Recorded data section start

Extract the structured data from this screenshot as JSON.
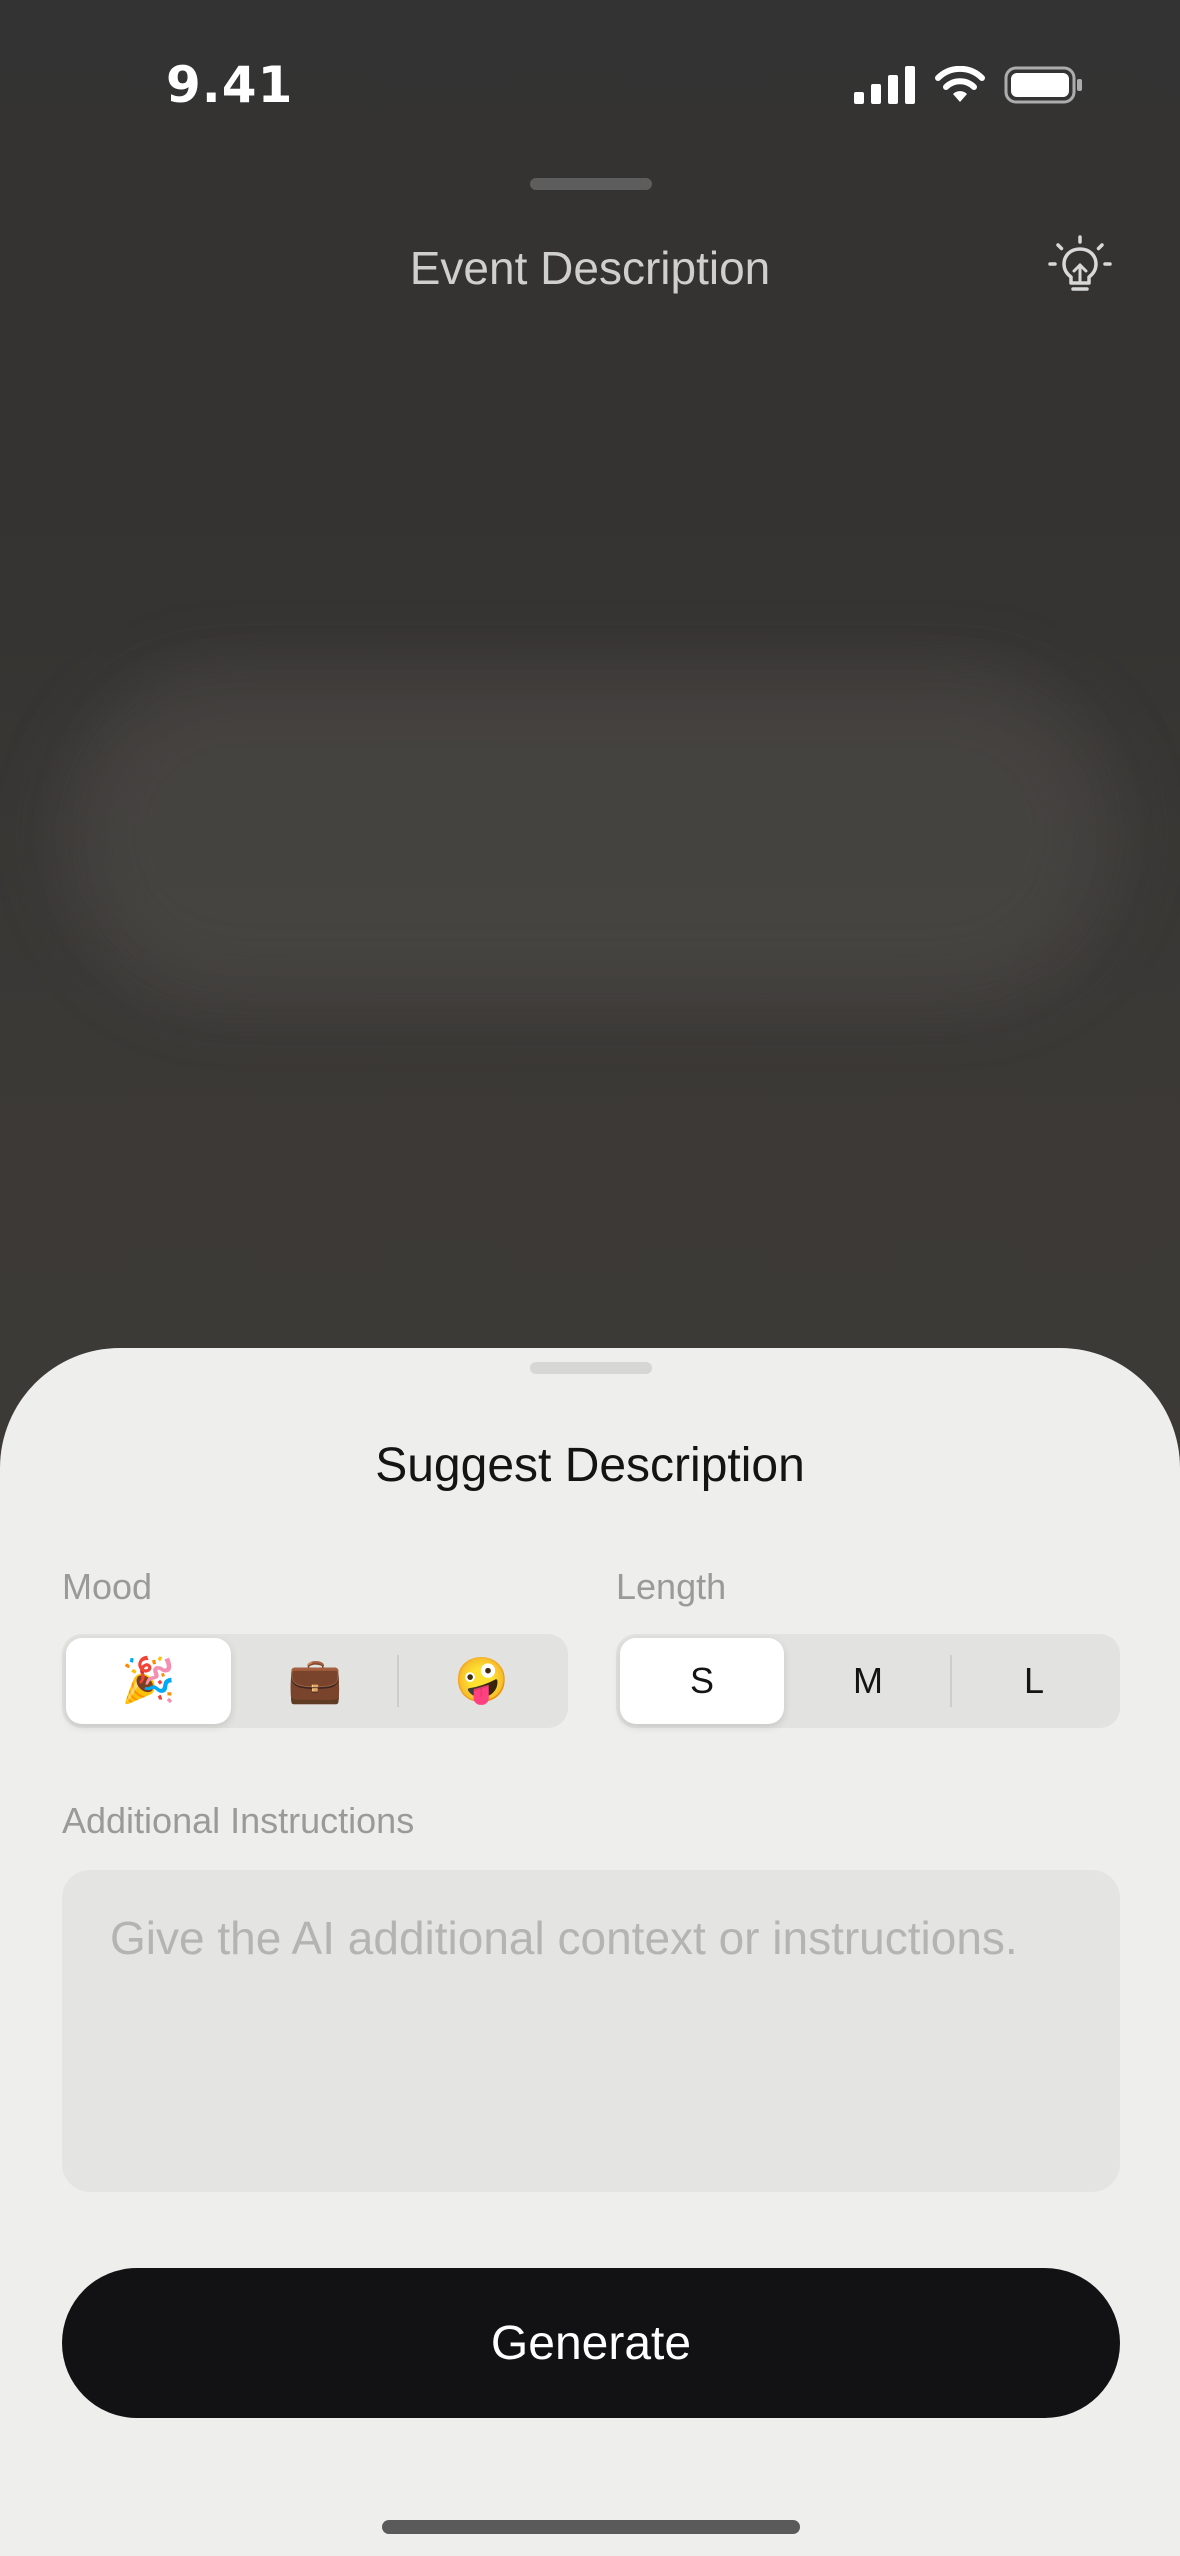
{
  "status_bar": {
    "time": "9.41"
  },
  "header": {
    "title": "Event Description",
    "icon": "lightbulb-icon"
  },
  "sheet": {
    "title": "Suggest Description",
    "mood": {
      "label": "Mood",
      "options": [
        {
          "icon": "party-popper-icon",
          "glyph": "🎉",
          "selected": true
        },
        {
          "icon": "briefcase-icon",
          "glyph": "💼",
          "selected": false
        },
        {
          "icon": "zany-face-icon",
          "glyph": "🤪",
          "selected": false
        }
      ]
    },
    "length": {
      "label": "Length",
      "options": [
        {
          "label": "S",
          "selected": true
        },
        {
          "label": "M",
          "selected": false
        },
        {
          "label": "L",
          "selected": false
        }
      ]
    },
    "instructions": {
      "label": "Additional Instructions",
      "value": "",
      "placeholder": "Give the AI additional context or instructions."
    },
    "generate_label": "Generate"
  },
  "colors": {
    "sheet_background": "#eeeeec",
    "button_background": "#121214",
    "label_gray": "#9a9a98",
    "placeholder_gray": "#b4b4b2"
  }
}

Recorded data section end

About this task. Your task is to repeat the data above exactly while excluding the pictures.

Output of the task.
Extract the structured data from this screenshot as JSON.
{
  "status_bar": {
    "time": "9.41"
  },
  "header": {
    "title": "Event Description",
    "icon": "lightbulb-icon"
  },
  "sheet": {
    "title": "Suggest Description",
    "mood": {
      "label": "Mood",
      "options": [
        {
          "icon": "party-popper-icon",
          "glyph": "🎉",
          "selected": true
        },
        {
          "icon": "briefcase-icon",
          "glyph": "💼",
          "selected": false
        },
        {
          "icon": "zany-face-icon",
          "glyph": "🤪",
          "selected": false
        }
      ]
    },
    "length": {
      "label": "Length",
      "options": [
        {
          "label": "S",
          "selected": true
        },
        {
          "label": "M",
          "selected": false
        },
        {
          "label": "L",
          "selected": false
        }
      ]
    },
    "instructions": {
      "label": "Additional Instructions",
      "value": "",
      "placeholder": "Give the AI additional context or instructions."
    },
    "generate_label": "Generate"
  },
  "colors": {
    "sheet_background": "#eeeeec",
    "button_background": "#121214",
    "label_gray": "#9a9a98",
    "placeholder_gray": "#b4b4b2"
  }
}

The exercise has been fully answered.